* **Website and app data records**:
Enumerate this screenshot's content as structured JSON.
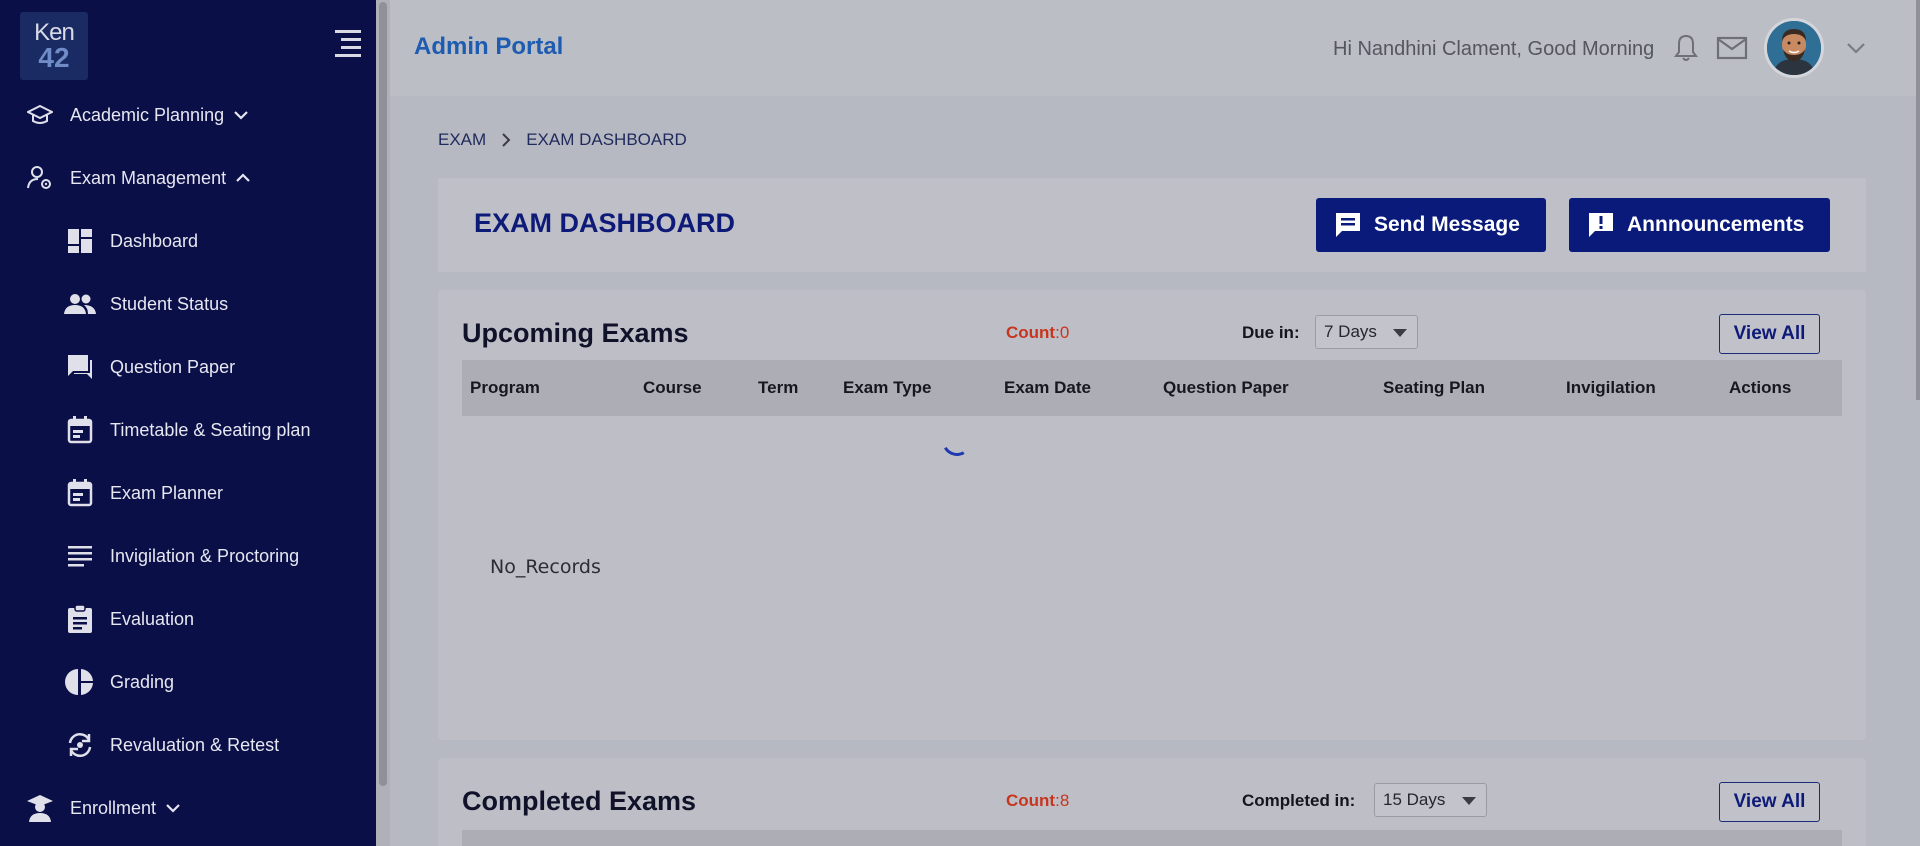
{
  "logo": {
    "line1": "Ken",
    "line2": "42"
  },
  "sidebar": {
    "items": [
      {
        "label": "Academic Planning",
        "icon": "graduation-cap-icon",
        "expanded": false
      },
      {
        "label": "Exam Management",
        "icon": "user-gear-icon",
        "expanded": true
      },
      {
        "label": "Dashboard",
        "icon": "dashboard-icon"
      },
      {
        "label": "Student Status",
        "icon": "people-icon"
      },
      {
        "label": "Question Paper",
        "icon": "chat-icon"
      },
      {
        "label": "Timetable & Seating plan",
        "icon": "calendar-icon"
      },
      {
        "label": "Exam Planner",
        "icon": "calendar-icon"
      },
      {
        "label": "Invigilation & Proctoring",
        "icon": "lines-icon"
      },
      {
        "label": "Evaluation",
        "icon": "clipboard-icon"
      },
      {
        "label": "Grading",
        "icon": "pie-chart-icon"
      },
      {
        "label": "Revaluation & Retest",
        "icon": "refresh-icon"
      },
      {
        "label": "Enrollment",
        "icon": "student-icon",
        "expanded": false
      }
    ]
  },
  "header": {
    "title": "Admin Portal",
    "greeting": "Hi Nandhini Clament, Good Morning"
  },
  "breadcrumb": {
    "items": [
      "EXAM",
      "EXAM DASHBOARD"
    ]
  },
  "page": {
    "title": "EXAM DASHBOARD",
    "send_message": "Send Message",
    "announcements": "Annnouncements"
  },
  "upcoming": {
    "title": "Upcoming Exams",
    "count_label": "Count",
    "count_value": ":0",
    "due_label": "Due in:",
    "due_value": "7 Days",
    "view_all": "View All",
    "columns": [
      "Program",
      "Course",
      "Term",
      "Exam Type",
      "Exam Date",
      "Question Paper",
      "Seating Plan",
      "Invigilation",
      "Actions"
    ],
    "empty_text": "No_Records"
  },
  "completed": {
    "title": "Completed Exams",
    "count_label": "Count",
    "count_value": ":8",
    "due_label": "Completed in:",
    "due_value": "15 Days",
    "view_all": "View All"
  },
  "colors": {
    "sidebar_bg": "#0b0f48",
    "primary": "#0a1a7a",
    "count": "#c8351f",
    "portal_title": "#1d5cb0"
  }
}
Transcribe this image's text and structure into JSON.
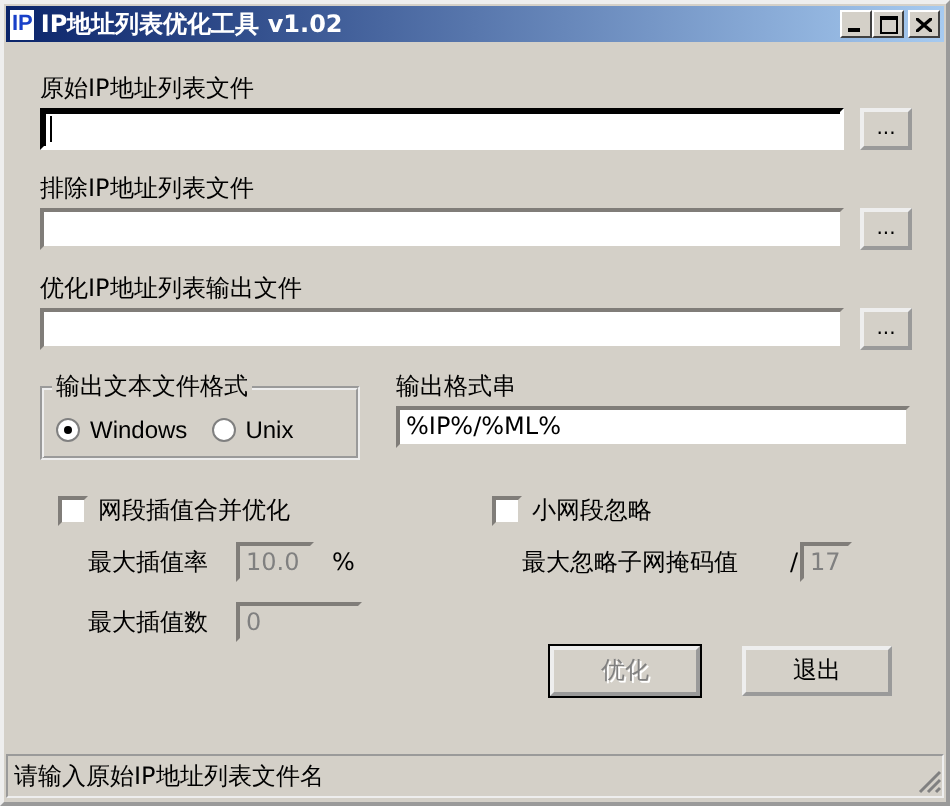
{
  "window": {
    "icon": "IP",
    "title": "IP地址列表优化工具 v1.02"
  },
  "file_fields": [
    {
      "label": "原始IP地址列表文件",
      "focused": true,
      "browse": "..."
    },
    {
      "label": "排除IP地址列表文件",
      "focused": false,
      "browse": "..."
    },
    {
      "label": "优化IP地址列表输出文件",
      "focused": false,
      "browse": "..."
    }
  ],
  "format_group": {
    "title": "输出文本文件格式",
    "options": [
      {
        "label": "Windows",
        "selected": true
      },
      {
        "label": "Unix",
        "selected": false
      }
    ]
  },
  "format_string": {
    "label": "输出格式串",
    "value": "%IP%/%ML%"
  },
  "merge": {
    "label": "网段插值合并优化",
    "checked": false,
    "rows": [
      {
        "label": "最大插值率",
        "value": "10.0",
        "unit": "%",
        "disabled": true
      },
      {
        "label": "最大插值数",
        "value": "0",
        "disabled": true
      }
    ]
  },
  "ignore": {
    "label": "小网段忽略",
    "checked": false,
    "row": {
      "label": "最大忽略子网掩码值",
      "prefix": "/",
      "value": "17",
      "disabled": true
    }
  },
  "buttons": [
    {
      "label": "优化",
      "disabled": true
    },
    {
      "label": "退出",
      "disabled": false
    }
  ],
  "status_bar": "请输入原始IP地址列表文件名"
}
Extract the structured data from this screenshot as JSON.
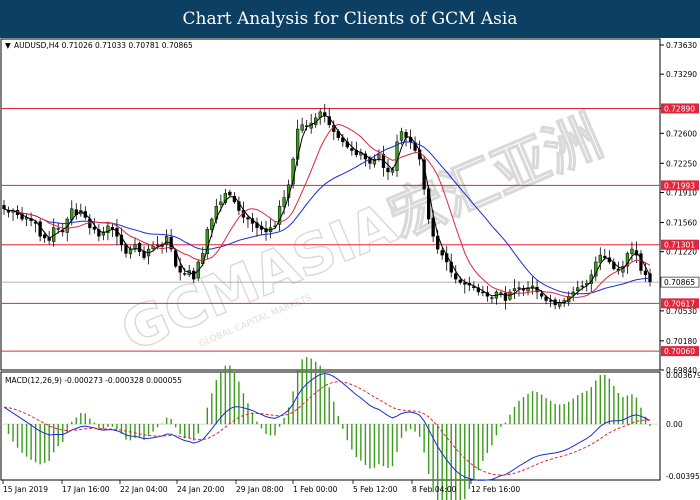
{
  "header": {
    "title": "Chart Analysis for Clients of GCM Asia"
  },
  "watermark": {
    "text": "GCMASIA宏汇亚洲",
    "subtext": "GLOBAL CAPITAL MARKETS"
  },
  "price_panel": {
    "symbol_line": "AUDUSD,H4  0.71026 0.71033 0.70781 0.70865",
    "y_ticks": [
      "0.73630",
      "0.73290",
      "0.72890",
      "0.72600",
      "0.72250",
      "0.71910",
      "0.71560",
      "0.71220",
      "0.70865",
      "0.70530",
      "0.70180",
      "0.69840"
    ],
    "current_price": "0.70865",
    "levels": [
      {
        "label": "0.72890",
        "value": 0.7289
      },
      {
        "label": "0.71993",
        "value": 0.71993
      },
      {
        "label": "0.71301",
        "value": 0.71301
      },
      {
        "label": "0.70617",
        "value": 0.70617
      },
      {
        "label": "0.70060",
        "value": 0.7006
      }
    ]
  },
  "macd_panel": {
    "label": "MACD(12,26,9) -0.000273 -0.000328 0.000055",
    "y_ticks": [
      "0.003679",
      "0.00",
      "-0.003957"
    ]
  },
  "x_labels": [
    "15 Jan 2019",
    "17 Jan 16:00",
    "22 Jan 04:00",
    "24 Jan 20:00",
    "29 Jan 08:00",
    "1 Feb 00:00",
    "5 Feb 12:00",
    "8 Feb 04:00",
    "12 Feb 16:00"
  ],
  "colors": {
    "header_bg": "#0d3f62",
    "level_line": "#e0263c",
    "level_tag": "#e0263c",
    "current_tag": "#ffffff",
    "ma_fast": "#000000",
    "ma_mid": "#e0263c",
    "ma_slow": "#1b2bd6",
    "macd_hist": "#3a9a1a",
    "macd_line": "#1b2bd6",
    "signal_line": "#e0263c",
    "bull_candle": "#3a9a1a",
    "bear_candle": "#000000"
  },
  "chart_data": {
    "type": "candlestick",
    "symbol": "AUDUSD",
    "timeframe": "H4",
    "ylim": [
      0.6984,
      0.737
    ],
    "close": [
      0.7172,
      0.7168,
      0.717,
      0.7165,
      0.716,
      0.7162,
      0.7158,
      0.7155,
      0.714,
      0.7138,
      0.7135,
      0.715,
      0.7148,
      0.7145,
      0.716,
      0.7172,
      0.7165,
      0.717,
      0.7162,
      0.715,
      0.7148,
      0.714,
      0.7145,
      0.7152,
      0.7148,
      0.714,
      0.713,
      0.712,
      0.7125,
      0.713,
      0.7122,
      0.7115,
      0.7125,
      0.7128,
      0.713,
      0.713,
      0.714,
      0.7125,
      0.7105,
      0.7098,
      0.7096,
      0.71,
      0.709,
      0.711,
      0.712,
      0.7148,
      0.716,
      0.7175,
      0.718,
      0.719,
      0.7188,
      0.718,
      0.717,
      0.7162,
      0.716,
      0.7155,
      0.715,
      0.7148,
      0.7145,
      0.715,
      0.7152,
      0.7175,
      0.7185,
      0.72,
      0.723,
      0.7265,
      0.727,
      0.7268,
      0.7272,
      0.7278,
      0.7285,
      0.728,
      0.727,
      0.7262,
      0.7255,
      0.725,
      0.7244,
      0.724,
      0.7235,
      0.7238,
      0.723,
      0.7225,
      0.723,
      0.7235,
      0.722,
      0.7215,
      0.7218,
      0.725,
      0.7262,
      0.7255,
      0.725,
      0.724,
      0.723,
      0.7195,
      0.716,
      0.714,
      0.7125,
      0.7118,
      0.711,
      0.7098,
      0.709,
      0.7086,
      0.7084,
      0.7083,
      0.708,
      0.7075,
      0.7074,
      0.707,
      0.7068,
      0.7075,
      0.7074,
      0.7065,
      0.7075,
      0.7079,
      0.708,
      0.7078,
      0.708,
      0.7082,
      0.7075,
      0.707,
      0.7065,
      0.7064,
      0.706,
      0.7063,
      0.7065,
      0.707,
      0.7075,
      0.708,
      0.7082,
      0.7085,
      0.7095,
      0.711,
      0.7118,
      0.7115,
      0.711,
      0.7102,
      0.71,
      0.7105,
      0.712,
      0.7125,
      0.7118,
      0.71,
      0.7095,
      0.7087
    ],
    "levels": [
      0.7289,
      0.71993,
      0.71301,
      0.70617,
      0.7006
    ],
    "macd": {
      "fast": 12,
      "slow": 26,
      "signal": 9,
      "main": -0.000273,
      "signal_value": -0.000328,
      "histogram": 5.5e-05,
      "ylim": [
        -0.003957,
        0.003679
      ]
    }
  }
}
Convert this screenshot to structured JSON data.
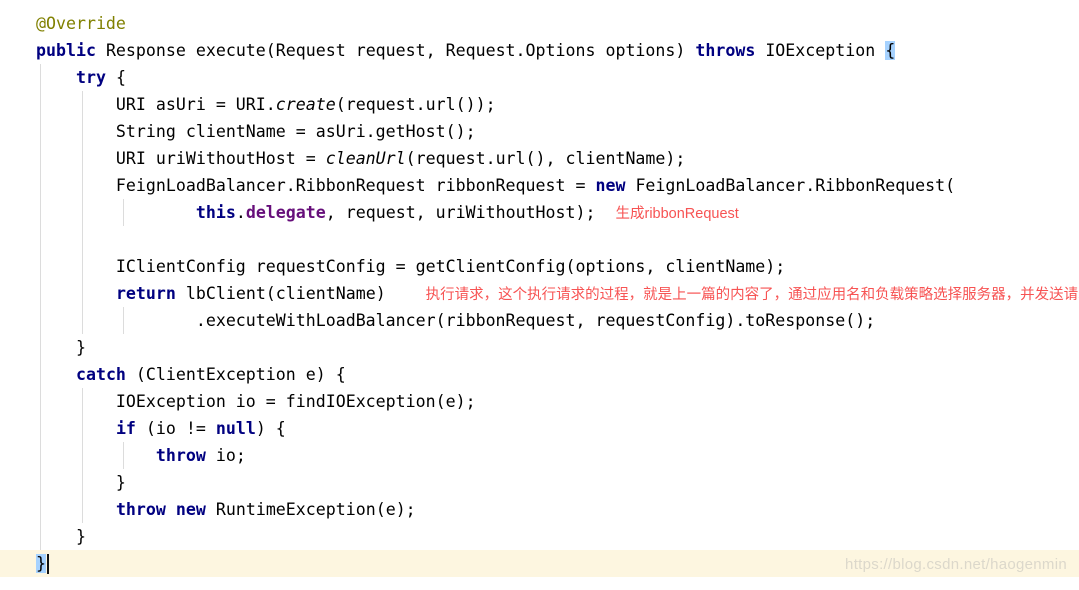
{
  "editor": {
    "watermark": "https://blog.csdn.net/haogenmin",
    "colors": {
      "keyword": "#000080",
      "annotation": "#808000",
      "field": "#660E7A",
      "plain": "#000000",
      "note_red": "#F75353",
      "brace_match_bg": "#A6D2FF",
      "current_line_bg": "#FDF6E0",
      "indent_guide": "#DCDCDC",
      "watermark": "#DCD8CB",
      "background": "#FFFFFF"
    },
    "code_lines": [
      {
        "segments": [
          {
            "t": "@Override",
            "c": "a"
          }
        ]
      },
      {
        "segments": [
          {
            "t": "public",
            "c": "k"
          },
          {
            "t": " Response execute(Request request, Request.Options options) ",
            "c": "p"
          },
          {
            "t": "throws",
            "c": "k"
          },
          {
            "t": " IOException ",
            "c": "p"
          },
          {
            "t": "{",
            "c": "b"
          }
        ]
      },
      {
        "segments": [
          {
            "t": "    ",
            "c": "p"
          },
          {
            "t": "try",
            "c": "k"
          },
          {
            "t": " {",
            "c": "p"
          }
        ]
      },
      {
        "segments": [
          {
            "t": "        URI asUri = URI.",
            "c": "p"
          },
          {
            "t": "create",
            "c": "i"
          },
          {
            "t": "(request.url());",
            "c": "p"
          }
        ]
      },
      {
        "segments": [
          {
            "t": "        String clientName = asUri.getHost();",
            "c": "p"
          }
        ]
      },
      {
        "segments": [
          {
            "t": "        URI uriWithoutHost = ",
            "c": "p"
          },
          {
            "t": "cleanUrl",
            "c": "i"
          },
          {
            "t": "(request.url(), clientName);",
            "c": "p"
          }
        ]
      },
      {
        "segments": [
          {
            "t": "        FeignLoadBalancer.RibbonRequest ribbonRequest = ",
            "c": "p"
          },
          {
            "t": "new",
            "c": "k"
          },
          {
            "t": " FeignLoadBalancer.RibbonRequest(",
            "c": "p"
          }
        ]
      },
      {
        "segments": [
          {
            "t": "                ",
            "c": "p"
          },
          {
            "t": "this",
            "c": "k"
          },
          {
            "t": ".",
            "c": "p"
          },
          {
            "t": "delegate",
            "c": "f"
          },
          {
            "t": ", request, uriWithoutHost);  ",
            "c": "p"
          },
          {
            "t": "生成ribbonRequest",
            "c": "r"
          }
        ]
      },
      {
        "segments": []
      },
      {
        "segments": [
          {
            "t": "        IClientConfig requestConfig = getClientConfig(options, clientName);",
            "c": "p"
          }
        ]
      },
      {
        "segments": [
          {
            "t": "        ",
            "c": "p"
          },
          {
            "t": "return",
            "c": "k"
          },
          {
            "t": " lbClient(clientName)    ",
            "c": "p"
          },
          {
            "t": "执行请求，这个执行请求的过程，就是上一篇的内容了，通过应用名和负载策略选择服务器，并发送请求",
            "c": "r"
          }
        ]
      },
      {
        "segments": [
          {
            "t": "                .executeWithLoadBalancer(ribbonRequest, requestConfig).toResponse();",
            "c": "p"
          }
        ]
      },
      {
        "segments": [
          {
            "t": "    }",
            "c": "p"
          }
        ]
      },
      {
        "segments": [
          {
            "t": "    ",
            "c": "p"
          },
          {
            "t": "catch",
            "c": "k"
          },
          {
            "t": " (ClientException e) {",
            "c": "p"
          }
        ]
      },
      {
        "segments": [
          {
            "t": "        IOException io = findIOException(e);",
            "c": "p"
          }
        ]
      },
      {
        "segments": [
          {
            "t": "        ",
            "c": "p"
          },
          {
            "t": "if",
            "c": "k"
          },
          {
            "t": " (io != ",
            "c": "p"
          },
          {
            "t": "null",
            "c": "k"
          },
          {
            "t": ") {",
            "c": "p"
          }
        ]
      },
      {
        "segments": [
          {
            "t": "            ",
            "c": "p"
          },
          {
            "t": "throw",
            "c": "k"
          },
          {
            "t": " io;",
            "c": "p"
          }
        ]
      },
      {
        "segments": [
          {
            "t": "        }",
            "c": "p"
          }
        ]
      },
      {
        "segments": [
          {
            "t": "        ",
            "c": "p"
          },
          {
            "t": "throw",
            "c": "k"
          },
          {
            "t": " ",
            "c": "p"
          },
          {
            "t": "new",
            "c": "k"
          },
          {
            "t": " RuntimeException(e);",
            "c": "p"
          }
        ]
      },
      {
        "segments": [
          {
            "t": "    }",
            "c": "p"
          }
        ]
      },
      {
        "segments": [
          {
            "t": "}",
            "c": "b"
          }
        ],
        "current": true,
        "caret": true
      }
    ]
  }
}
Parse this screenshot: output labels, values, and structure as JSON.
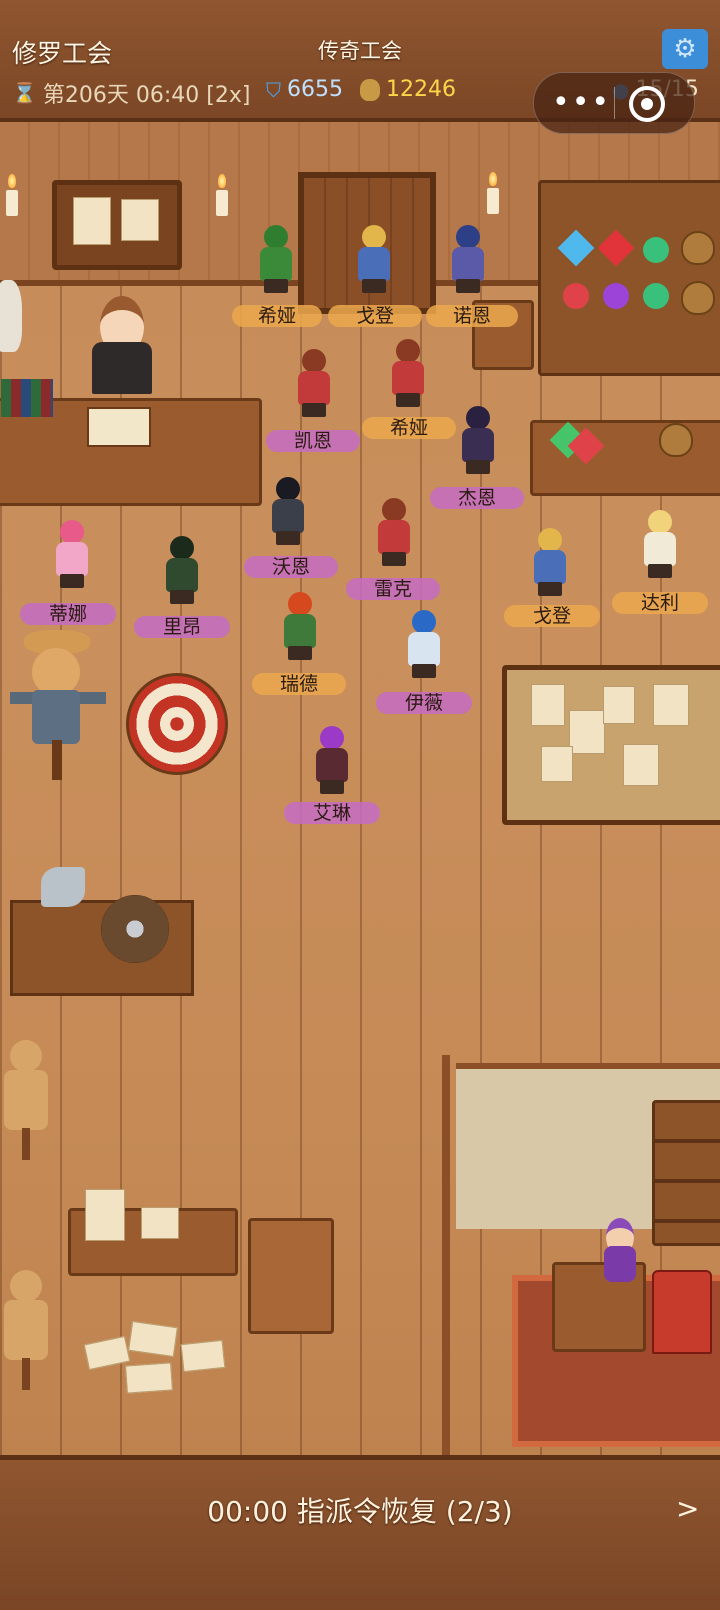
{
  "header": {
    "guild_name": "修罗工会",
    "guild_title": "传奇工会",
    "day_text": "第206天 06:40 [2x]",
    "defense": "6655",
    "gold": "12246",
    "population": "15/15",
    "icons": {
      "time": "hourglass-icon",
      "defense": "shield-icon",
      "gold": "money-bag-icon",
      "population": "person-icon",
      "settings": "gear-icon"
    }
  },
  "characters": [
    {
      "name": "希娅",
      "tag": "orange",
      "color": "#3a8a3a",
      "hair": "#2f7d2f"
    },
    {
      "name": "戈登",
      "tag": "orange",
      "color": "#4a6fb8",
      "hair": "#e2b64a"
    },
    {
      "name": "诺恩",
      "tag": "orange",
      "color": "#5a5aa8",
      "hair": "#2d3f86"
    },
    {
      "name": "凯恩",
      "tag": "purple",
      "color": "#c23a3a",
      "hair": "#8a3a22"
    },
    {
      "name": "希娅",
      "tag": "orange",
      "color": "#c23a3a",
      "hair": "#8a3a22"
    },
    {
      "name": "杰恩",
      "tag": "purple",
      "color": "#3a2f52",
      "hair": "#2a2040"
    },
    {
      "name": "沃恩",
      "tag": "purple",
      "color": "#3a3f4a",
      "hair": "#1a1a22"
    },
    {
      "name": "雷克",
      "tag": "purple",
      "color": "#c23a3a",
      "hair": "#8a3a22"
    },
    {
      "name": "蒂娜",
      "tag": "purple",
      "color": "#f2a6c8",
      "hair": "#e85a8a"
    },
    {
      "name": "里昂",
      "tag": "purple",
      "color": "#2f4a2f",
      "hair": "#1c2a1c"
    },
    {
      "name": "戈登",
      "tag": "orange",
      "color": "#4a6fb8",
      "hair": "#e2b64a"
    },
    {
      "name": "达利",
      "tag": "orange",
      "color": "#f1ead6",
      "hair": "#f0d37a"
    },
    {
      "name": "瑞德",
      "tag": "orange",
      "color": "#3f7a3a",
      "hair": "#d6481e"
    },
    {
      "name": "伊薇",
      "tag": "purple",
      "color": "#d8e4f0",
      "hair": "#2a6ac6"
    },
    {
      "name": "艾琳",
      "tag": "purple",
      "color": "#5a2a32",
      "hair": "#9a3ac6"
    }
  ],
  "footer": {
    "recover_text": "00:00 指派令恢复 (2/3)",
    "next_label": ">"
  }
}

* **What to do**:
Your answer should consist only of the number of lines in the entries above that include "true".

* **Task answer**:
9